Archive for January, 2015

More on 6V6 and 6L6 Vacuum Tubes in Transmitters

January 26, 2015

We previously discussed how vacuum tubes are used differently in code (CW) circuits than in audio circuits. In simple code circuits, such as the Pastime Projects “Remember When” reproduction “breadboard” transmitter kit, or the new 6V6 MC  kit, the tube can be thought of as a switching amplifier/oscillator. The tube is biased and set so that it either operates at optimum capability or it is silent (off). On or off.  It’s that simple.

In a crystal controlled oscillator circuit, there are many other factors.  We quickly learn that crystals vary in activity, current carrying capabilities, stability, temperature drift and other factors.  In putting the cw tube type transmitter on the air, we are concerned in transmitter the best stable and chirp free signal we can.  The best signal may not occur at the peak output point, and it is important to sacrifice a bit of output for best signal.  Maximum power out with best possible signal quality is our goal.

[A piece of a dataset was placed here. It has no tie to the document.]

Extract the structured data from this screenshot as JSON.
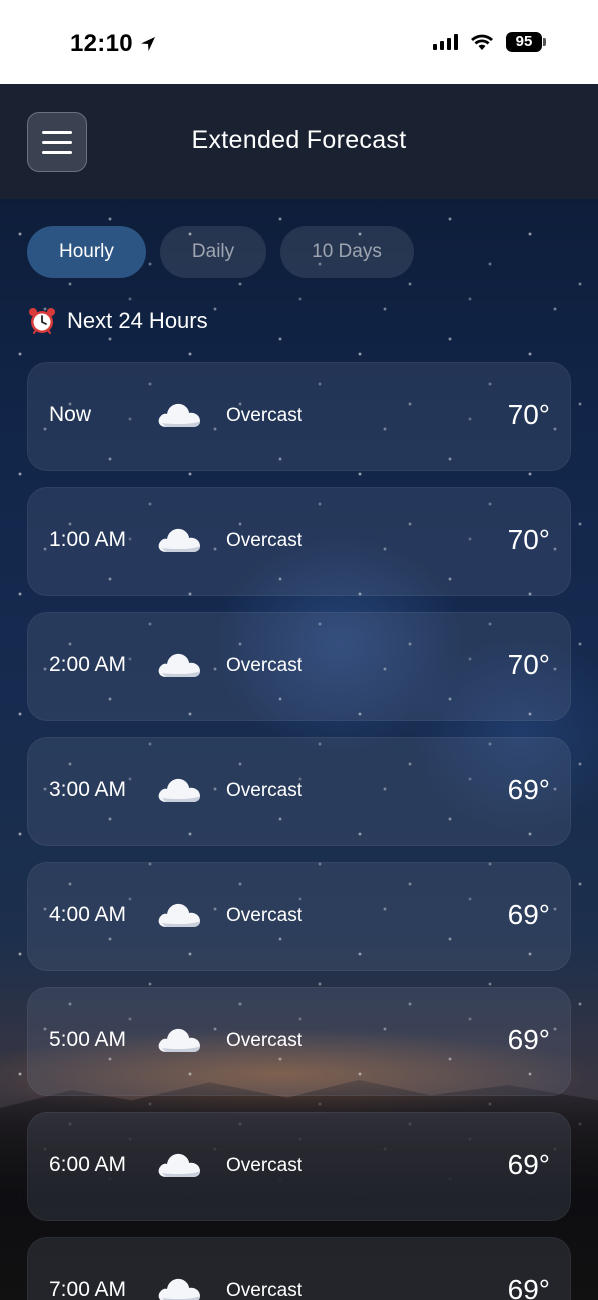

While it may not be so obvious today, the “RST” code (Readability-Strength-tone) was derived to grade a signal on its quality at a distance station. The “T” portion of this report dealt with tone.  While this is not a consideration much today, back in the days of crystal control, especially in the novice days after World War Two, the tone gave us a good idea of how bad (or good) our surplus crystals were working in our homebrew transmitters.

We have been testing each of our tubes in a transmitter circuit before stocking for our kits. The 6L6 tubes are a heavier duty tube than the 6V6 tubes. We have found either work very well in our transmitters, with the 6L6 giving a little more output than the 6V6 with the same power voltages.  (The current draw is a little heavier with the 6L6, but our power supply can handle the difference with ease.)

Please consider our 6V6/6L6 tubes next time you are in the market.  Of course, one will be included in your new Pastime Projects 6V6 type transmitter kit.

We have a few new “Coke-bottle” style 6L6 tubes (which are no longer available) left in stock. They are great performers and they add to the vintage look of our “Remember When”  6V6 Slat Board transmitters.  Contact us for more information. or  pastimeprojects (at)yahoo(dot)com.   73  Glenn W8JZI

Don’t forget the Vacuum Tube

January 10, 2015

My XYL (Ham operator’s term for wife – “Ex Young Lady”) who is also an amateur radio licensed operator, was asking tonight about the local club’s growing interest in CW operation.  That is “Continuous Wave” or “Code” operation.  That is where the operator uses code operation to communicate with other hams.  Using a key (switch) the person sends a series of short on-off pulses which represent the letters of the alphabet.  CW code is a language that, once learned, allows one to communicate with other operators around the world.

Even newly licensed technicians have certain areas of the amateur radio spectrum where they are authorized to transmit and receive code. There is no microphone required. There is no speech amplifier, compressor, modulator, or phase shift networks required.

Now, if we consider that we only have to switch a circuit on or off,  we can consider the vacuum tube.  There is much being said about the power tubes in audio amplifiers as used on guitar amplifiers, HI Fi amplifiers, low distortion, and so on.  In  CW work, we are operation our vacuum tubes as switches.  The tube must simply transmit when we hit the key, and not transmit when the key is off.  If we keep this in mind, the tube characteristics (and somehow the resulting price) are not so important to the CW operator..

Long story short,  if your CW transmitter uses a 6V6 or 6L6 tube for the ‘final’,  don’t hesitate to purchase on at the local hamfest and give it a try in your rig.  You may find the power output is as good or better than that more expensive tube advertised for its great audio characteristics.

The 12K5 “LookMa” CW  transmitter kit sold by Pastime Projects is an under thirty dollar kit which will produce a signal in the 40 meter ham radio  band. Its enough of a signal to be heard across your ham shack in a nearby receiver. You can use it for code practice.  It does not have enough power to be heard on the air at any distance, so don’t expect to work DX with it. All you need is a CW key, a 12 volt power supply,  and a 50 ohm resistor for a dummy load, and you can practice code to your hearts delight using your 40 meter receiver. It comes with a crystal! And a great manual. Most often, we even wind the coil for you to save you a little time.    73 Glenn  pastimeprojects(at)yahoo(dot)com